I’ve done a lot of thinking, podcast listening and reading about negative self-talk. Quieting the inner critic, shutting down the “inner mean girl” that tells me I’m not good enough, not smart enough, not fit enough, etc.
You can’t shut the voice down completely, but you can reframe it. In the book Reform Your Inner Meal Girl by Amy Ahlers and Christine Arylo, they talk about reframing. They talk about the fact that your inner critic, or “mean girl” is there to protect you, even though it may be misguided in its message or tactic. They teach readers to thank the voice for trying to help, but reframing the message into something more positive. It’s definitely a worthwhile read (or listen on Audible) if you’re battling your own inner mean girl.
The other day I was driving my daughter home from Brownies and just as we pulled up she realized she’d forgotten her Brownie bag. It had literally nothing she needed until the next meeting and I knew the leader would put it away and we could get it the next week, but she was desperate to go back and get it.
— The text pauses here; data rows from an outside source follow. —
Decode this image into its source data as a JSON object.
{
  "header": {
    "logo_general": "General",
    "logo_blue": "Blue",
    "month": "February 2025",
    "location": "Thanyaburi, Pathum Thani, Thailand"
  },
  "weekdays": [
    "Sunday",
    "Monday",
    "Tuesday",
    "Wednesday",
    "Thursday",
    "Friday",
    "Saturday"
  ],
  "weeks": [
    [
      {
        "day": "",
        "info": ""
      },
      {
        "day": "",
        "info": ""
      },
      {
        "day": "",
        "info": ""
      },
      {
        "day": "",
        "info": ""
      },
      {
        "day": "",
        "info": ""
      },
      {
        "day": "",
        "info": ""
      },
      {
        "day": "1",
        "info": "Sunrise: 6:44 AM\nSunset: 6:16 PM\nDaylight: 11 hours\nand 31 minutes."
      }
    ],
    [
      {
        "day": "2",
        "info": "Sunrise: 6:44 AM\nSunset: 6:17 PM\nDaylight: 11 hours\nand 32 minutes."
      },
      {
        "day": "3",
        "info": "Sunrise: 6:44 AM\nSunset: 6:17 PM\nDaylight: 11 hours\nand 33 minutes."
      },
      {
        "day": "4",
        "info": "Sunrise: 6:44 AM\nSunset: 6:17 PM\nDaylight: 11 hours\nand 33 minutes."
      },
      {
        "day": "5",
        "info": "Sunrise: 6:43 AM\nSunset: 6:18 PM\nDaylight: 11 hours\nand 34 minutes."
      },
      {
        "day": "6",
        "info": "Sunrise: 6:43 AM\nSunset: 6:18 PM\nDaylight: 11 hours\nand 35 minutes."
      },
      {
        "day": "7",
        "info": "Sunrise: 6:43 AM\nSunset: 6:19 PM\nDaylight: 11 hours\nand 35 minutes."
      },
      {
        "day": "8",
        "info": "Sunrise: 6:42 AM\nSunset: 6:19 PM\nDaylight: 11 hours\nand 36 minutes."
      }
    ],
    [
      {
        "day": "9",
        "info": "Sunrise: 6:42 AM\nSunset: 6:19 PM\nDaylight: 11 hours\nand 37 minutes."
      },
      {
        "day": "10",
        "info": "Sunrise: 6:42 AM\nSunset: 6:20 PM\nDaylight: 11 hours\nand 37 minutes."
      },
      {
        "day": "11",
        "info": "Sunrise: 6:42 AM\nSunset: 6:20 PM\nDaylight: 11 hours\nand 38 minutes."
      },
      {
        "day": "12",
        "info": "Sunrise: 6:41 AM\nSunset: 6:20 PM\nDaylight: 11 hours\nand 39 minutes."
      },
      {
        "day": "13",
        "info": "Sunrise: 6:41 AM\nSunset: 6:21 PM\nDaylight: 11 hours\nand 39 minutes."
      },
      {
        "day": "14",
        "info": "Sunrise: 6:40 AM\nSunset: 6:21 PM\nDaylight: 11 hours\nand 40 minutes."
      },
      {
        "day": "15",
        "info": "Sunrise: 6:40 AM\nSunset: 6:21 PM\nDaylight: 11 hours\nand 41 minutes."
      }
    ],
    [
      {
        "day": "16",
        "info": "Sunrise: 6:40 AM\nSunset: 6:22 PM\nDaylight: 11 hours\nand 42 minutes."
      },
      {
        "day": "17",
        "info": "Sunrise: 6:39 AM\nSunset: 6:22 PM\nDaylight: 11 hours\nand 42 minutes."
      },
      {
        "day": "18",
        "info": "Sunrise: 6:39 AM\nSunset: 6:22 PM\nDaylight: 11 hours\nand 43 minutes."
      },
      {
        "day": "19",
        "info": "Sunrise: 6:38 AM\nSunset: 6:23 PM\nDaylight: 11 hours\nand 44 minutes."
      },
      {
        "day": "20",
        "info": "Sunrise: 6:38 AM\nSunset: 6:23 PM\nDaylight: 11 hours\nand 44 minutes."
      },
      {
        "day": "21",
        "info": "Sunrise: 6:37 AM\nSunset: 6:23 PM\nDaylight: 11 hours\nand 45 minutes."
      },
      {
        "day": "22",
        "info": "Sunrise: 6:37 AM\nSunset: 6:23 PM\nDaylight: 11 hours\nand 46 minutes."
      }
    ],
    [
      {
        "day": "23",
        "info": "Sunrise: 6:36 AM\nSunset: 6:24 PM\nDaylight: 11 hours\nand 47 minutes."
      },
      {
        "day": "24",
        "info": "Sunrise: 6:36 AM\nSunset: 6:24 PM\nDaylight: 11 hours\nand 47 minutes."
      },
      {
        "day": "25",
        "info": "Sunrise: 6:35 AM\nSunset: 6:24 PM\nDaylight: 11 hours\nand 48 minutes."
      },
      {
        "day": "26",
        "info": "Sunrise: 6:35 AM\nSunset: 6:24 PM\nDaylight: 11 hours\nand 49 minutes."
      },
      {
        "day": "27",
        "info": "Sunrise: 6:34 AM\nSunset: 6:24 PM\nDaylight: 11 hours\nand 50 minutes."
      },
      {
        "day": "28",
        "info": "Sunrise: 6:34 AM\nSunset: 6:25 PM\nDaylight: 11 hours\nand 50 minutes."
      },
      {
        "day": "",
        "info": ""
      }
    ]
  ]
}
On the way back down the hill, she said “I’m always forgetting things. I forget things all the time.” Now, I have NEVER said this to her, or criticized her for forgetting something. I’m not sure where she got this, but even though it was something relatively minor, it hurt my heart to hear her putting a negative label on herself. I assured her she wasn’t a forgetful person, and we talked about how when you say something like that, even if it isn’t true, your brain starts to believe it. We thought of ways to reframe the situation, how to acknowledge that she forgot her bag but in a more helpful and positive way.
I was sharing this story with a colleague at work, who also has kids in elementary school. His son has just started Kindergarten in French Immersion, and they were at a teacher meeting last week. The teacher has the boy “What can you count to in French?” and he said “I can only count to five.” She immediately said “Why did you say ‘only?’ You can count to FIVE! That’s fantastic!”
I loved that way of reframing the way he was talking about himself, and it reminded me that we as adults need to do this too. Words like “only” can diminish our accomplishments.
Side note: I found this awesome article about helping kids with negative self talk, and how you can respond. Worth a read if you’re hearing this in your kids as well as yourself. Plus the tips might help you too!
Before we can reframe our language though, we need to do what that teacher did and ACKNOWLEDGE it. You need to practice noticing that inner voice that is maybe not so nice to you. Hear it and then ask WHY you had that thought in a negative way. Did it serve you? Did it make you feel better or solve the problem at hand? Once you start actually noticing this voice in your head, it will become more obvious and soon you will NEED to start making some changes. Right now the voice might be subtle, but when you really start to hear it, it will help you take the step to change it. Who wants to be around a friend that criticizes you in everything you do and tells you you’re not good enough?
Once you’ve acknowledged the negative thought, think about how you might reframe it. If the thought was “I can’t do that,” what if you changed it to “I can’t do that…YET.” Or maybe “I’ve never had the opportunity to TRY.”
There are experts out there that can give you a TON more ideas on this than I can list in a simple blog post. Maybe this post has been enough to start you noticing and thinking about it, and that’s awesome. Acknowledging the inner critic and even THINKING about how I could reframe each thought has absolutely had a profound impact on my life, my confidence and my happiness.
We are all freaking awesome, and I will happily fight the inner critic who tries to take us down!
Here is the video I posted live on my Facebook page on this: